##### Data to process #####
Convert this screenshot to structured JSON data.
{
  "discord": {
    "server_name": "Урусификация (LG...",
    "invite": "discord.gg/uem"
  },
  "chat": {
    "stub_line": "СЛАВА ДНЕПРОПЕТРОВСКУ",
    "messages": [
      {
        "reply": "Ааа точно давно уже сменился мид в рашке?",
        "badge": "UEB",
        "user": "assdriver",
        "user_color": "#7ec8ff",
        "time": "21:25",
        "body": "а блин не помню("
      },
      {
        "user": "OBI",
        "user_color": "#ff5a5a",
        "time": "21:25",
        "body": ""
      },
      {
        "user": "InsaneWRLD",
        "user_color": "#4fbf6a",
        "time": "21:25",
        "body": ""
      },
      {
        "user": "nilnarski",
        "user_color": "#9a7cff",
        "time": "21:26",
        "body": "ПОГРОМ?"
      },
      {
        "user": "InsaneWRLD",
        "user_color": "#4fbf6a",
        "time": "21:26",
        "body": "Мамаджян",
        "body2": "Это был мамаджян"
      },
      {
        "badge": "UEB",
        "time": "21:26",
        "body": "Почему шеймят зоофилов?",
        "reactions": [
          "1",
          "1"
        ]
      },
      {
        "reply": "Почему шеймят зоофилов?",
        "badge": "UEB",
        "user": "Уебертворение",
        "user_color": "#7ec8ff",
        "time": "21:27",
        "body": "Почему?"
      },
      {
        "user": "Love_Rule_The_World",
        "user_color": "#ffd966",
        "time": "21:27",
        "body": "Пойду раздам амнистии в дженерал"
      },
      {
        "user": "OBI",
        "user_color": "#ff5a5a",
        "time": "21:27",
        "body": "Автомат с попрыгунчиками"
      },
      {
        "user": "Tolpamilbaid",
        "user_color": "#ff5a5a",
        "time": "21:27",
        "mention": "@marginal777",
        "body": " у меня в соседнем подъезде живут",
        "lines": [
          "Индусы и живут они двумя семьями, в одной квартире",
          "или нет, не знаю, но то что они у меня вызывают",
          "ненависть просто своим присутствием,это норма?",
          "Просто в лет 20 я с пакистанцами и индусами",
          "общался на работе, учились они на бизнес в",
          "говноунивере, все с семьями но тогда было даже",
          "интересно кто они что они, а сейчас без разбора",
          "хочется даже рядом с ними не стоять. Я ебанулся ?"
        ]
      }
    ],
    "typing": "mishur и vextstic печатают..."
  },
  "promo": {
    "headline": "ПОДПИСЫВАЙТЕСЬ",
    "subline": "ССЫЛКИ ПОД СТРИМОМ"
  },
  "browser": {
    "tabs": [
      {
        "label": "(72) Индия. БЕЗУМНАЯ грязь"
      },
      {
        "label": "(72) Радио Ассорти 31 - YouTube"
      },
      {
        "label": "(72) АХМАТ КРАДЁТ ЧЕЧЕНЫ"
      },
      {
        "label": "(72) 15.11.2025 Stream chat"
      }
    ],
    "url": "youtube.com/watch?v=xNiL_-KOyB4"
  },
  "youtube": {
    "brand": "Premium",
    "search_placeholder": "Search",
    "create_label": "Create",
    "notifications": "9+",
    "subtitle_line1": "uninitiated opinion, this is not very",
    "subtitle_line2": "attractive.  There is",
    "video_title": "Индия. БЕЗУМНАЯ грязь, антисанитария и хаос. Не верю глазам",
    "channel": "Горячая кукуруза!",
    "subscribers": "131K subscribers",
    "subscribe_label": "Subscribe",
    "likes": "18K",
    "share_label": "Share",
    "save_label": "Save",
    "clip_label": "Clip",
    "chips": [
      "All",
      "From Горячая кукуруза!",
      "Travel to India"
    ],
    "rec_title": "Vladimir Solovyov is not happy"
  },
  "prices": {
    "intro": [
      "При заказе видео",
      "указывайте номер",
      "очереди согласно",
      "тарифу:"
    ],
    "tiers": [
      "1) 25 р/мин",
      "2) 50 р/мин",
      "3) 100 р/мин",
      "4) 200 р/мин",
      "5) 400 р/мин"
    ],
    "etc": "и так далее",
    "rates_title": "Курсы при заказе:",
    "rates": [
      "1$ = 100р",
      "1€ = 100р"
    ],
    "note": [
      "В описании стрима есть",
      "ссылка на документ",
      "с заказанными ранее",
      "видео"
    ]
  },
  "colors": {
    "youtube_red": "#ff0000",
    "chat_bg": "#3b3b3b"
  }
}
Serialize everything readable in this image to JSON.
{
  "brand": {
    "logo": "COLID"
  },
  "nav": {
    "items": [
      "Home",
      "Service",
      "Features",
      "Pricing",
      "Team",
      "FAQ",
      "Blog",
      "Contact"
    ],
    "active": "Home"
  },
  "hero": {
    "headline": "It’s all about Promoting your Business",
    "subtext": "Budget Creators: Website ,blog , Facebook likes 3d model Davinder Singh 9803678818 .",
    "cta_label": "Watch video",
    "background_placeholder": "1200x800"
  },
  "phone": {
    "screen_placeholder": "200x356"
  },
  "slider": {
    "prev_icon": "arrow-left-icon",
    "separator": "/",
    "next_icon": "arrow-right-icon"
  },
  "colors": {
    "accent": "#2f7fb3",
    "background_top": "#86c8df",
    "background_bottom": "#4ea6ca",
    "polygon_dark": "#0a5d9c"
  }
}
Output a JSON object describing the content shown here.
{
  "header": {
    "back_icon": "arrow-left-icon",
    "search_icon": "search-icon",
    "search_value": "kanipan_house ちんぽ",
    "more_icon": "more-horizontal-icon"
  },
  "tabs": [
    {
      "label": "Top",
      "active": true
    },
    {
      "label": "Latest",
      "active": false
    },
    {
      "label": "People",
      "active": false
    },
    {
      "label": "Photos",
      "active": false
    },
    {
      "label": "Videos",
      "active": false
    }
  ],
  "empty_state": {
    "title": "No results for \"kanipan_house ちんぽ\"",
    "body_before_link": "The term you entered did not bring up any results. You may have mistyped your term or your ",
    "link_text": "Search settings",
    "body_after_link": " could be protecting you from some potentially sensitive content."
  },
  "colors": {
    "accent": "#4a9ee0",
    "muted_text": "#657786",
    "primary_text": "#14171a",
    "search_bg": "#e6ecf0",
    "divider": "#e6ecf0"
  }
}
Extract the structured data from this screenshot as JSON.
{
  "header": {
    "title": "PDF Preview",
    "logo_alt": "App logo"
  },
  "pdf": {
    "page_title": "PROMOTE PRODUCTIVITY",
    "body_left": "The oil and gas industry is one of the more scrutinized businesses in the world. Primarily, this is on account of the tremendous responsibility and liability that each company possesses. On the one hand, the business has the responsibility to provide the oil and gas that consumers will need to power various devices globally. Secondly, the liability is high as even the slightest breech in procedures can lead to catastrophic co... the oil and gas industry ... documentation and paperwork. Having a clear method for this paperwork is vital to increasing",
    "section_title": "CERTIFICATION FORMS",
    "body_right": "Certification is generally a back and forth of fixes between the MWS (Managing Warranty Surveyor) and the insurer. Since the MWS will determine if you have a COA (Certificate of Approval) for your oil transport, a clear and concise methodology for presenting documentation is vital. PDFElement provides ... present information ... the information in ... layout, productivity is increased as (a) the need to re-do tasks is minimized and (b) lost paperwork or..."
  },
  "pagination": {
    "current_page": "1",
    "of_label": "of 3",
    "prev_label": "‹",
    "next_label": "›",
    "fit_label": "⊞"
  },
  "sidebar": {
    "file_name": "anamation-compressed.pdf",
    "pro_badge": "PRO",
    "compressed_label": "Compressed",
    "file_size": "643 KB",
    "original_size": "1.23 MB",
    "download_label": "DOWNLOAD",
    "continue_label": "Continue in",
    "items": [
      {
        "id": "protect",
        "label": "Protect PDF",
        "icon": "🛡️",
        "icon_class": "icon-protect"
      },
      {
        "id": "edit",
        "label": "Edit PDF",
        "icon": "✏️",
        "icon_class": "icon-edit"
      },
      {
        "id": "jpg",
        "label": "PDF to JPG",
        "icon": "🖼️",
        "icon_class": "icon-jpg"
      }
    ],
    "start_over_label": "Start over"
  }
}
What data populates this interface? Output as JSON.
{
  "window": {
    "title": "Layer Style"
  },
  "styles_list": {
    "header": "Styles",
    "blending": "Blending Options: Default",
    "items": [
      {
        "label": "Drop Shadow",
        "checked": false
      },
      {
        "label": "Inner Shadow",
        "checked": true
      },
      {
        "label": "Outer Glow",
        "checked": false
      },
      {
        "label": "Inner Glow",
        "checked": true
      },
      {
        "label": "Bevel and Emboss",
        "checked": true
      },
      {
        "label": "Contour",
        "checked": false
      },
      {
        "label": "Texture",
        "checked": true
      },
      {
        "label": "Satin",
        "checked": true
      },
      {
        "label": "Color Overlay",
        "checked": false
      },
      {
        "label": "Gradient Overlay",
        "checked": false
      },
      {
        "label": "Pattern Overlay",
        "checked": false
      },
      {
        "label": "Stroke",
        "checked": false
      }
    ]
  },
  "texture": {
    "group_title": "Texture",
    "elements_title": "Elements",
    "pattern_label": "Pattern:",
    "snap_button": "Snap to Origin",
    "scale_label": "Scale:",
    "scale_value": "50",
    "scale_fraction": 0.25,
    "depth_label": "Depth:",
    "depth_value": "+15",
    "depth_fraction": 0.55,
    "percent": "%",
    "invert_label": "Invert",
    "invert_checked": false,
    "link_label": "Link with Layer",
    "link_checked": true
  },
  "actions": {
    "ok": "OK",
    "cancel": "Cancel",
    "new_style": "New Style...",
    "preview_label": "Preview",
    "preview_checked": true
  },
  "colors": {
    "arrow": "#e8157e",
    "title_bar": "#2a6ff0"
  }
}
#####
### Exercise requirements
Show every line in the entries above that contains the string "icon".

### Output for this exercise
    "prev_icon": "arrow-left-icon",
    "next_icon": "arrow-right-icon"
    "back_icon": "arrow-left-icon",
    "search_icon": "search-icon",
    "more_icon": "more-horizontal-icon"
        "icon": "🛡️",
        "icon_class": "icon-protect"
        "icon": "✏️",
        "icon_class": "icon-edit"
        "icon": "🖼️",
        "icon_class": "icon-jpg"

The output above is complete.